__Task directions__. As the answer, give a copy of each line below that includes the word "text".

[Start of section]

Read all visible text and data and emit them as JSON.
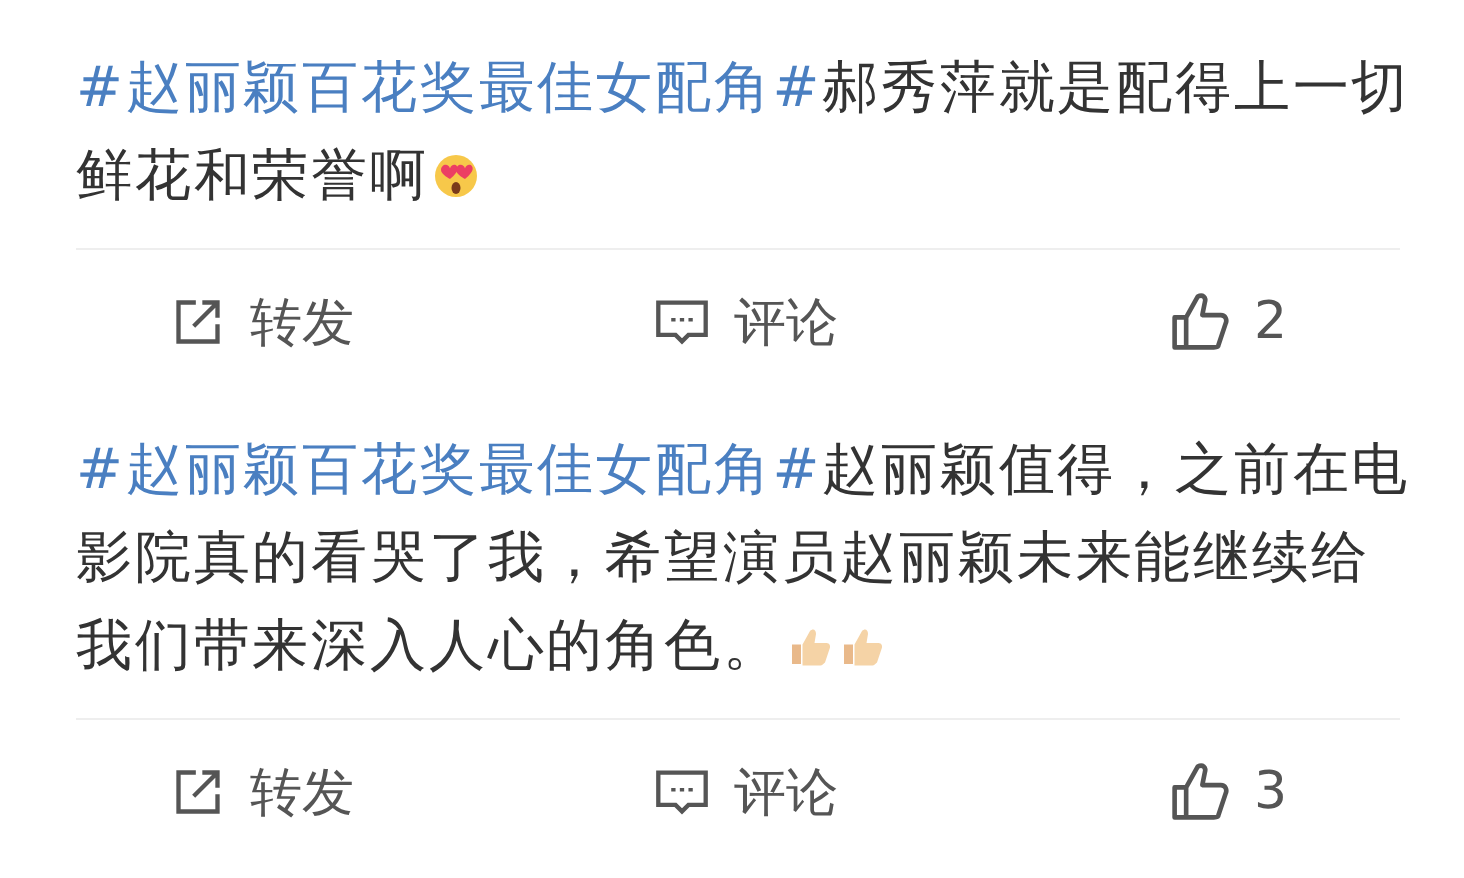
{
  "posts": [
    {
      "hashtag": "#赵丽颖百花奖最佳女配角#",
      "text": "郝秀萍就是配得上一切鲜花和荣誉啊",
      "emojis": [
        {
          "kind": "heart-eyes"
        }
      ],
      "actions": {
        "repost": "转发",
        "comment": "评论",
        "likes": "2"
      }
    },
    {
      "hashtag": "#赵丽颖百花奖最佳女配角#",
      "text": "赵丽颖值得，之前在电影院真的看哭了我，希望演员赵丽颖未来能继续给我们带来深入人心的角色。",
      "emojis": [
        {
          "kind": "thumbs-up"
        },
        {
          "kind": "thumbs-up"
        }
      ],
      "actions": {
        "repost": "转发",
        "comment": "评论",
        "likes": "3"
      }
    }
  ]
}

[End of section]

__Answer for this exercise__.
Read all visible text and data and emit them as JSON.
      "text": "郝秀萍就是配得上一切鲜花和荣誉啊",
      "text": "赵丽颖值得，之前在电影院真的看哭了我，希望演员赵丽颖未来能继续给我们带来深入人心的角色。",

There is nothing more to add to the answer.